I've been AWOL from the desk of the kangaroo as the semester hits light speed. We had a big meeting Monday morning for a committee working on an NEH grant. I'm thankful to be working with a great group of folks and I'm thankful that this one isn't my baby. It's huge! Half of my students are in the midst of turning in research papers (due by midnight tonight), and the other half (the comp students) will be turning in their final papers in another week or so. I'm using Thanksgiving to gird my loins for the onslaught of comma splices and fragments, but also to build up some energy to celebrate the great papers as well.
While I've been swamped with grant-writing, quiz-grading, and paper-collecting, some good news has arrived from the poetry world.
|Mossy rock near Heber Spring, AR (my photo)|
1. I received a grant from the Sally A. Williams Artist Fund at the Arkansas Arts Council to help defray costs for AWP. It won't cover the whole amount, but it will help out in a major way, as I have no funding from PTC this year. I met Sally when I was awarded an Individual Artist Fellowship in 2007, and I know the Arts Council lost a true gift when Sally passed away a few years ago. Her family and friends used part of her estate to create this wonderful opportunity, and I'm more than thankful to have qualified this year.
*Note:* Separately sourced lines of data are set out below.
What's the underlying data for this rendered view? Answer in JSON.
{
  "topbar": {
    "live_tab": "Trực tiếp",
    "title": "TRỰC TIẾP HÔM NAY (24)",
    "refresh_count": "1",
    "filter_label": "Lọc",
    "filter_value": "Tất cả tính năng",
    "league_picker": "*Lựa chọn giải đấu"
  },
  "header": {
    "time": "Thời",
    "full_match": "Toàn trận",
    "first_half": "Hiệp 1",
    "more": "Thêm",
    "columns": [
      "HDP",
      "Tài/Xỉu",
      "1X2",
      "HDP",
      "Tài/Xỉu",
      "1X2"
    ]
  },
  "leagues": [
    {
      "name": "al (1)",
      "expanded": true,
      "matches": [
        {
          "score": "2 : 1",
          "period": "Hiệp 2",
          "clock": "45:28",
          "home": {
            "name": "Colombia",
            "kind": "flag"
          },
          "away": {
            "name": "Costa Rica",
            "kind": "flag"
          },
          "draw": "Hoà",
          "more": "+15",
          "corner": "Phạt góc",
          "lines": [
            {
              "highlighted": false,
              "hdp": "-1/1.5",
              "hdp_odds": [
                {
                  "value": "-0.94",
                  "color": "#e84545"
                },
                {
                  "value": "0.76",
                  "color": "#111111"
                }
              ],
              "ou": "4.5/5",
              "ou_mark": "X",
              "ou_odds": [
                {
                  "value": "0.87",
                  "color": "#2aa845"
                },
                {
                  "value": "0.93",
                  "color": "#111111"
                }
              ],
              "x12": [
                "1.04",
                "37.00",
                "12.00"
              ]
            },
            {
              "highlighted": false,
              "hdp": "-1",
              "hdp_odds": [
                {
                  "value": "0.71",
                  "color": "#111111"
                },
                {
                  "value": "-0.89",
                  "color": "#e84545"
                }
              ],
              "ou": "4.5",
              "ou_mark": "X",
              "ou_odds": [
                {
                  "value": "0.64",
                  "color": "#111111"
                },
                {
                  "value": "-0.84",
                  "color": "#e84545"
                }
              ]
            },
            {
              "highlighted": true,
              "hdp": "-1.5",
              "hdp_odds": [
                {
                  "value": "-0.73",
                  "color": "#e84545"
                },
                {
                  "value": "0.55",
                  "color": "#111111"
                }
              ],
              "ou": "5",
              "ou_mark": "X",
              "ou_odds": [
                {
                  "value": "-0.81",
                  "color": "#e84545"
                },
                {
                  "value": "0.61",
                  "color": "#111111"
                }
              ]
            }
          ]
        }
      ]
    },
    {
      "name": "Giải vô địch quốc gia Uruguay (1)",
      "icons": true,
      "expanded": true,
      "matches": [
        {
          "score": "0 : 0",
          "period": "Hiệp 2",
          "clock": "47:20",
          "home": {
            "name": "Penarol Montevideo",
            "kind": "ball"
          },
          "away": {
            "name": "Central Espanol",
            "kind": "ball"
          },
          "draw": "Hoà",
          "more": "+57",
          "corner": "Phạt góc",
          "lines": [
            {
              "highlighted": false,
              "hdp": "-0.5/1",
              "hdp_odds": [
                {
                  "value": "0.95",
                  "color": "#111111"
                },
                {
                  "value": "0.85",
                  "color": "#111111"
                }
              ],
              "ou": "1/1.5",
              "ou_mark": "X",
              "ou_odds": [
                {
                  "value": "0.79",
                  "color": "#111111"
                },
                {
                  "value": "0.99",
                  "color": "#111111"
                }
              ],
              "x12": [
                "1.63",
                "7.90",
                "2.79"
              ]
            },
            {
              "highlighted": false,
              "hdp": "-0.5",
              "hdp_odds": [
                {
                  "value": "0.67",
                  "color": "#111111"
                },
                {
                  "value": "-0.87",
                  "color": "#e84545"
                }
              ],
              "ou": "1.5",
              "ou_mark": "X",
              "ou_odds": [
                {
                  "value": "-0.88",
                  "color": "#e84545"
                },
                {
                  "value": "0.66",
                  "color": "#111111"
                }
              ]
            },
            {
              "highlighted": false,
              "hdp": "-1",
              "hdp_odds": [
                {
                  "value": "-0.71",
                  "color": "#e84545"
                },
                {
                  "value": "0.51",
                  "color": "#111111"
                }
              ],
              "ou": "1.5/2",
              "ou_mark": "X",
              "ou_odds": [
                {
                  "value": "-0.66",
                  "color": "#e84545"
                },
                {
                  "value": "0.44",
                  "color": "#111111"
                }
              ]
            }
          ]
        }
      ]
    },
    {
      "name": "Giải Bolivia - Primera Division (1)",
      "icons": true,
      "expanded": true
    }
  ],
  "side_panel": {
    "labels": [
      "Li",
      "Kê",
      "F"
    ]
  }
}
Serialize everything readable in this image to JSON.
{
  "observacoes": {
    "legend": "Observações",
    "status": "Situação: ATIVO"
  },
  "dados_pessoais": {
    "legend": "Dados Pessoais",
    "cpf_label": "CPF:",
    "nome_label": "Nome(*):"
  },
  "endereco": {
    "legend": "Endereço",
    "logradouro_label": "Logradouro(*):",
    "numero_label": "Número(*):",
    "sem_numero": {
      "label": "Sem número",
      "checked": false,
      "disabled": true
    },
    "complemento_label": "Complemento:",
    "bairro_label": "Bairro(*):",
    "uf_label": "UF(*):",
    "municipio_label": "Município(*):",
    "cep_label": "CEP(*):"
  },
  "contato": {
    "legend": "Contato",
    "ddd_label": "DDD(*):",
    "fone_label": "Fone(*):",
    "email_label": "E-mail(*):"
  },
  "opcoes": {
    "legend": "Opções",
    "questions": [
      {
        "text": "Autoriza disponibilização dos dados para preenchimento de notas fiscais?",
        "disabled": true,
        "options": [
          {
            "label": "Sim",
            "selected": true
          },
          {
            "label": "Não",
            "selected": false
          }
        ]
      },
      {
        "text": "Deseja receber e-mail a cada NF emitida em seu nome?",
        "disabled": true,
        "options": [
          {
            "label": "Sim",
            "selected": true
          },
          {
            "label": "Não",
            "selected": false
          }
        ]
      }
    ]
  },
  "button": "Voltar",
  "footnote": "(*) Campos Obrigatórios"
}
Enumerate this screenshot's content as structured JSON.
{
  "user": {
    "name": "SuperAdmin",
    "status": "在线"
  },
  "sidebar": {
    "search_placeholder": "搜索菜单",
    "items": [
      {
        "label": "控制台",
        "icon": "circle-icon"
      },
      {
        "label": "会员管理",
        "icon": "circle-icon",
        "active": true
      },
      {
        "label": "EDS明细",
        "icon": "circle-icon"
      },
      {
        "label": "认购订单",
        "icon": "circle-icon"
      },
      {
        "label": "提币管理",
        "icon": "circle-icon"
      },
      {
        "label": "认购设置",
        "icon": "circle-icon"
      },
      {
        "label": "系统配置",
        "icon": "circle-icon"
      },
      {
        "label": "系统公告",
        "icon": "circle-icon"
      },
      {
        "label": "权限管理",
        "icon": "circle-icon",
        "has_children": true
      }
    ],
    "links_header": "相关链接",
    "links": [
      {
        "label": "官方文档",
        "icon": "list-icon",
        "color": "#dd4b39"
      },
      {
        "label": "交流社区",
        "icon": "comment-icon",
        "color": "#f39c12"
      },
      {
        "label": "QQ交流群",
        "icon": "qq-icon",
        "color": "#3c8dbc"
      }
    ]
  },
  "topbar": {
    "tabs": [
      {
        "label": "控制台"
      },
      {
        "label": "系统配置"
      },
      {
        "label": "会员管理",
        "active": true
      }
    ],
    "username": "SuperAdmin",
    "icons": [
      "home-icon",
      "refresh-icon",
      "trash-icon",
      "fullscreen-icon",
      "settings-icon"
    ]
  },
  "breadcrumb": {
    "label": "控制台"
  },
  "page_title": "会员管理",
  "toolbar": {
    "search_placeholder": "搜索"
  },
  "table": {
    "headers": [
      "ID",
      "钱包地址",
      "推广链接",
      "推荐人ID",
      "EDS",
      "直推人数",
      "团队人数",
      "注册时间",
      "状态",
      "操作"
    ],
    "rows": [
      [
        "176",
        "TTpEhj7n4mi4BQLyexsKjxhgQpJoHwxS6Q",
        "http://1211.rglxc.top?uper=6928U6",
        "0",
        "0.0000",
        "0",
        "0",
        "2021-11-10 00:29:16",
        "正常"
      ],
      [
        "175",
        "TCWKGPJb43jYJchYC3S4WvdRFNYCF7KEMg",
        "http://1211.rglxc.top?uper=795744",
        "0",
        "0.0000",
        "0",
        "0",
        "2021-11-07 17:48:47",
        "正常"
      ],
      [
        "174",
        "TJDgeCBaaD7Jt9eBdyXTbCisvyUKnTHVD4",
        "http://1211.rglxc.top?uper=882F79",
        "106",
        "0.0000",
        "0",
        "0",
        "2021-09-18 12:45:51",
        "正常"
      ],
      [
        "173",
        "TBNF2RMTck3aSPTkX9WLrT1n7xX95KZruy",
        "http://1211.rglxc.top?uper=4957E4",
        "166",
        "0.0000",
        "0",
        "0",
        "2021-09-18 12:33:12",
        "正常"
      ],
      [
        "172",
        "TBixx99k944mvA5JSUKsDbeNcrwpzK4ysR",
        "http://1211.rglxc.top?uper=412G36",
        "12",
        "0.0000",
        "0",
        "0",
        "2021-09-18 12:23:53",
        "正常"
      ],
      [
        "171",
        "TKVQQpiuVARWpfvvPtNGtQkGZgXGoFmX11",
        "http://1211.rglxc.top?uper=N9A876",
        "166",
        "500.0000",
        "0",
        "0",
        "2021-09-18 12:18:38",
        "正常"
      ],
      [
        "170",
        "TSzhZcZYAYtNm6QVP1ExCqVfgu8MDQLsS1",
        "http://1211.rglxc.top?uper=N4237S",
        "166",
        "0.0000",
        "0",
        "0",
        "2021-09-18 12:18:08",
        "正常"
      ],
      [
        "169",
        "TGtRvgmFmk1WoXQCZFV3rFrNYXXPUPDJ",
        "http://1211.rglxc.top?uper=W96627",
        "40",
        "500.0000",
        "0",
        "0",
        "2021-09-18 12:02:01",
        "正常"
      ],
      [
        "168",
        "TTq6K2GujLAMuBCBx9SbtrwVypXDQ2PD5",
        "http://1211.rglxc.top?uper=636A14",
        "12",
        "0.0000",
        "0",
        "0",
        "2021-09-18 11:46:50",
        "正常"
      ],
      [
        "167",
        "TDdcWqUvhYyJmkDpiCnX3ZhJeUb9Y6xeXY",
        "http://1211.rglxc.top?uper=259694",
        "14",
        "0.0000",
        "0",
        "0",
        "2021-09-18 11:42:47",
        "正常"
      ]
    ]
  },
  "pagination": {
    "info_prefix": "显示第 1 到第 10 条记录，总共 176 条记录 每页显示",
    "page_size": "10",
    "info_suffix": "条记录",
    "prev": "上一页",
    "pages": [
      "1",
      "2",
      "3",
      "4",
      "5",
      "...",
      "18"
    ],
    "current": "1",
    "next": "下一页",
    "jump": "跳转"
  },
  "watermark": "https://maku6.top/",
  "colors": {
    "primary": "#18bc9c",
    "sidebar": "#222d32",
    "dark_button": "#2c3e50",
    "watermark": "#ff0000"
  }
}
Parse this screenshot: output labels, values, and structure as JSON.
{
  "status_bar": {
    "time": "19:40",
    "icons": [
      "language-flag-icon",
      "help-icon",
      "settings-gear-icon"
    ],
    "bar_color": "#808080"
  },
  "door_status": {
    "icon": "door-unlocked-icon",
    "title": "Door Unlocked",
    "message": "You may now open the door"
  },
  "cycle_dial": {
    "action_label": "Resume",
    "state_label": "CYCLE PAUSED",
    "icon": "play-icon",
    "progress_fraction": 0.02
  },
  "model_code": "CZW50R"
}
2. Six weeks ago or so, Jeremy Schraffenberger, one of the editors of North American Review emailed me about some poems of mine he'd read in another publication. He inquired about my sending on anything new I might be working on. Through this exchange, two exciting things happened. First, NAR accepted "Having Been Outside the Body," the first of my sickly speaker poems to find a home. And second, in our email exchange, I let Jeremy know that I was from Waterloo, IA, the twin city of Cedar Falls, IA, where NAR is housed at the University of Northern Iowa. In the end, the gracious folks at UNI invited me to do a reading on campus in March, and I am thrilled to do so.
As most of you may know NAR is AWESOME, but it is also the oldest literary magazine in the US, founded in Boston in 1815. Wow. I just lost my mind for a minute there. I was totally oblivious to this great treasure while I grew up within a stone's throw of its home. When I learned about it years later, you can bet I was kicking myself.
All of this proves that getting the work out there (and doing the hard work of drafting & revision first) matters. That there are other people out there reading the work and that magical connections can happen this way. I have no fancy connections to the movers and shakers of the po-biz world, and in this case, it didn't matter. The work mattered. Yay for poetry and yay for poets & editors!
3. This week, George David Clark, who has taken over as Poetry Editor at 32 Poems, as John Poch passes the torch, accepted "The Ashes of My Familiar," the second of the sickly speaker poems. This is super exciting since these poems are a departure from my old familiar Midwest poems and super exciting because I love 32 Poems with a mad passion.
In the way of explaining po-biz for any emerging writers out there, I first worked with GDC when we was a grad student and poetry editor of Meridian, another favorite journal of mine, and he accepted a poem of mine. GDC and I have crossed paths since then at AWP and we've kept track of each other and our work.
4. Finally, yesterday, Susan Slaviero, who is doing amazing things at blossombones, an online journal that features work about the female experience (although not limited to female writers as far as I understand), took "The Contents of Our Tales," the opening poem in my series of Midwest fairy tales. Again, I'm thrilled by this. In part I'm thrilled because the fairy tales have not soared out into the world in the way I imagined they might. Several people mentioned there being a kind of blacklist against fairy tale poems and I guess I've seen some of that, or maybe, not all of the poems are as strong as they need to be. I'll be checking to see if more revision is in order before sending them on their way again.
**I am not naming these editors for the sake of name-dropping. Let's face it, this is the poetry world. Nobody outside our circles knows or cares who these people are. I'm naming names because the whole thing seemed such a mystery to me when I started submitting work and I had to forge my own way through this mystery. I want this blog to offer a bit of light for those beginning writers who still feel in the dark about how it all works. Also, I'm naming these people because editors are often left out of the "let's celebrate this publication of mine" moment and without them, without their reading and reading and reading through the piles of submissions, the publication wouldn't happen at all!
***Keeping it real, I also recorded several rejections over the last few weeks, just to keep the old ego in check!